• **TASK PROMPT**
All lines holding the word "name" in the listing below need to be copied.

• **MATERIAL SHOWN**

- - -

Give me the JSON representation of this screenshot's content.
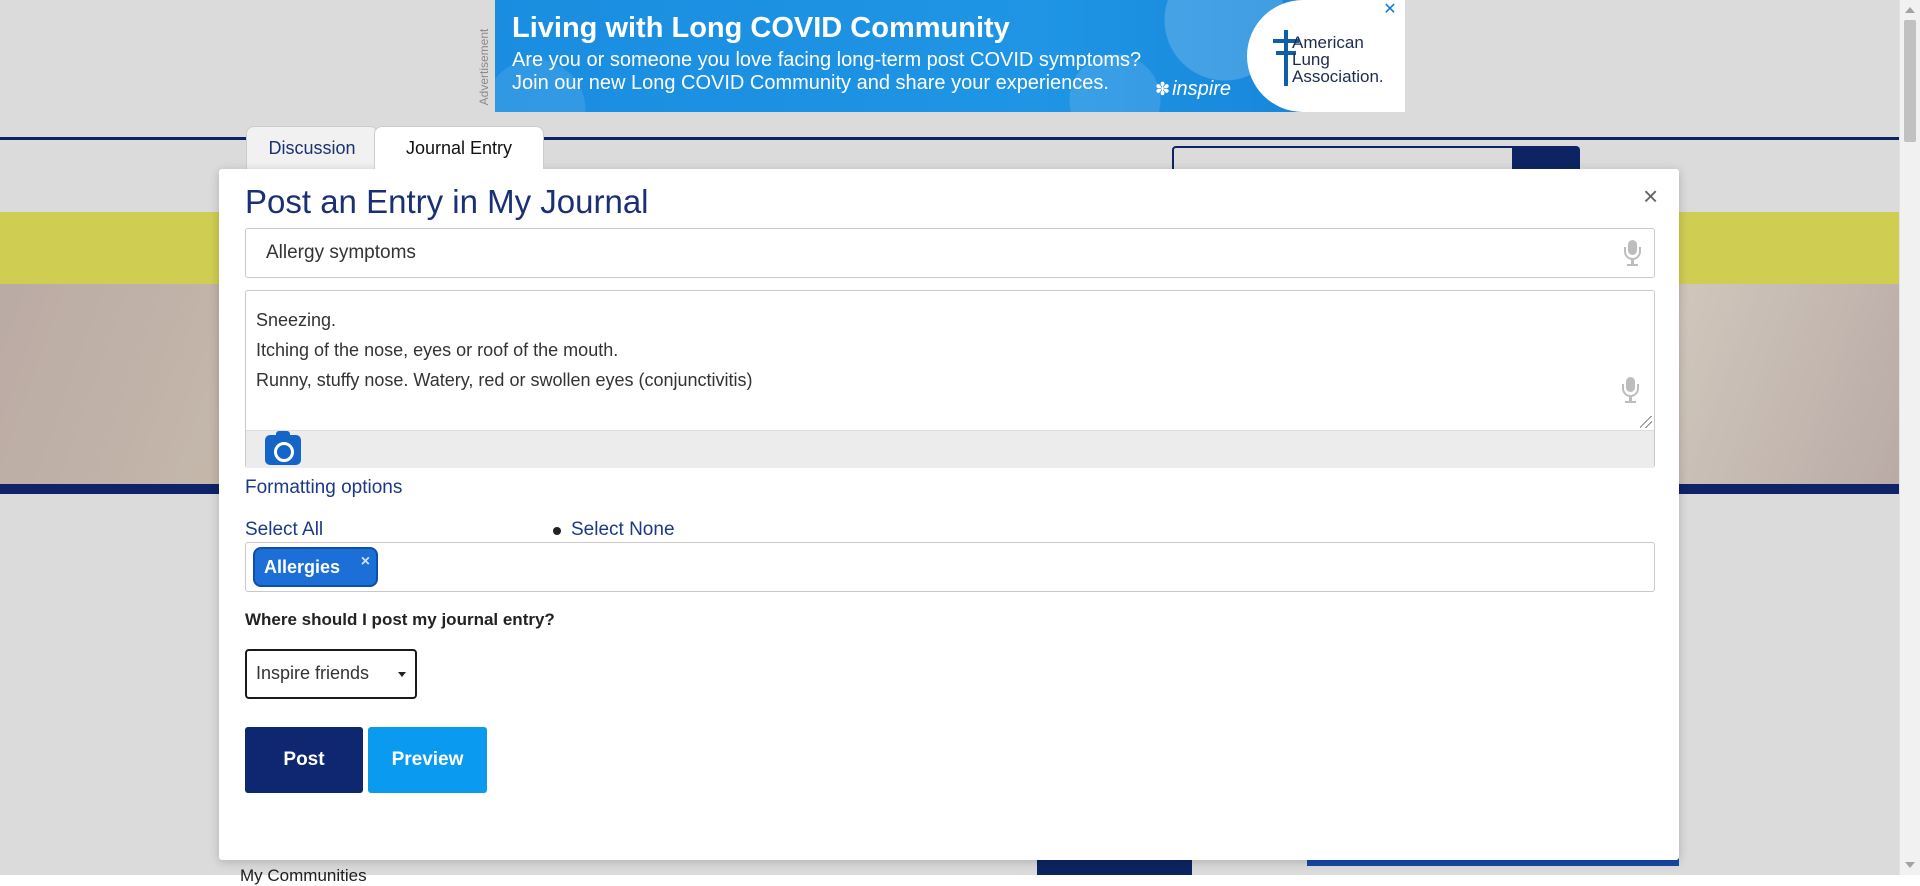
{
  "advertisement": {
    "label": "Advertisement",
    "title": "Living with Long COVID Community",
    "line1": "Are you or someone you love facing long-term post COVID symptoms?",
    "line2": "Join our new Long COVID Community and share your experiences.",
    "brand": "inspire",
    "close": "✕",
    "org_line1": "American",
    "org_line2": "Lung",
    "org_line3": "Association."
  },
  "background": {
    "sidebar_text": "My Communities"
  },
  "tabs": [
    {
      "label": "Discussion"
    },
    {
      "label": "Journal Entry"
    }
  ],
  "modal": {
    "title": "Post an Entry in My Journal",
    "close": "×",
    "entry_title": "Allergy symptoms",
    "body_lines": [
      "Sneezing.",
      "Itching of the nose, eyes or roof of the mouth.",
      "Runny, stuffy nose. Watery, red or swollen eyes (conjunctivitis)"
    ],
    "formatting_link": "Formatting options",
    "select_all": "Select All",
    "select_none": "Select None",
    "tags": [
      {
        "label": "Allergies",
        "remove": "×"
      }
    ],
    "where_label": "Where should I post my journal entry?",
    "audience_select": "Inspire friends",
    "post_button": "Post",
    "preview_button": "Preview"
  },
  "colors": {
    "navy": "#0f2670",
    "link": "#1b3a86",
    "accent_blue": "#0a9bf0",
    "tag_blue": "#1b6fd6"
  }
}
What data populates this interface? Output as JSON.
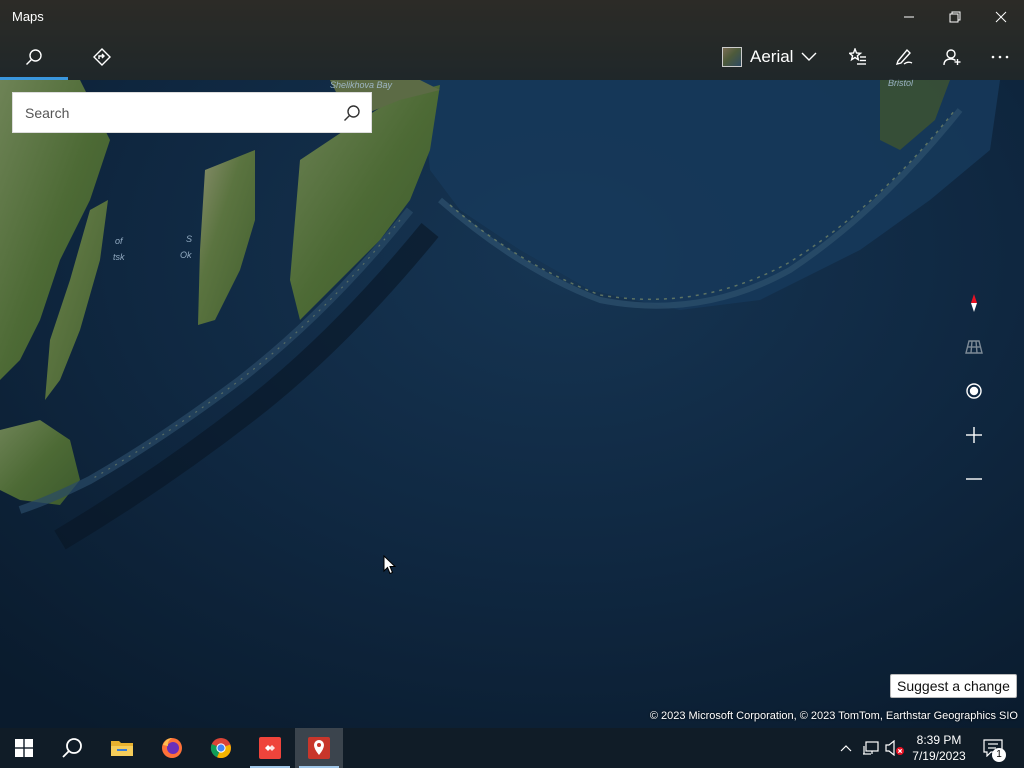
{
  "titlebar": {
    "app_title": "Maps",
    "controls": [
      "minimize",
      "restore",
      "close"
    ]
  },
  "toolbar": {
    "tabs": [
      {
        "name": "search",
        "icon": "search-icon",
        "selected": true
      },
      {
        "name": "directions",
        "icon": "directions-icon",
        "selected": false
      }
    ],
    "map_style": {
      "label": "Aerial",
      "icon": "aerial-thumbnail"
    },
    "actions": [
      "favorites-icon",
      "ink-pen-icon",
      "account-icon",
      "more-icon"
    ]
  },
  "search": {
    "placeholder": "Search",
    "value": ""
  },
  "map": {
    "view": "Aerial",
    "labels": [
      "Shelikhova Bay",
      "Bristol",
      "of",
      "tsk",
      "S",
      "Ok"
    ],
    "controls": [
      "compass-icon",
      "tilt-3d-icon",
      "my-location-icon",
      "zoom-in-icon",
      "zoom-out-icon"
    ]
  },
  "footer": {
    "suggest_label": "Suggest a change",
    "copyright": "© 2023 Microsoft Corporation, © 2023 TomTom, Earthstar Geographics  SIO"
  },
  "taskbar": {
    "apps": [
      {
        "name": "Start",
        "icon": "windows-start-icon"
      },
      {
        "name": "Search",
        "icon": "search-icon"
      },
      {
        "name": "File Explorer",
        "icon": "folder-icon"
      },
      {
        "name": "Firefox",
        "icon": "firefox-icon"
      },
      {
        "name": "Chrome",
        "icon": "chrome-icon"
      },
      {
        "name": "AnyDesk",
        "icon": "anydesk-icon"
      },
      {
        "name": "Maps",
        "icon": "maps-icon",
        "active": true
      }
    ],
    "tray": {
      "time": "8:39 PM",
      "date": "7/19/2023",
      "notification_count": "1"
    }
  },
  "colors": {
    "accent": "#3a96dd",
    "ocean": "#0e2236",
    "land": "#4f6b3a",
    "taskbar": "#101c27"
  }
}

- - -

• **RESULT OF THE TASK**
        "name": "search",
        "name": "directions",
        "name": "Start",
        "name": "Search",
        "name": "File Explorer",
        "name": "Firefox",
        "name": "Chrome",
        "name": "AnyDesk",
        "name": "Maps",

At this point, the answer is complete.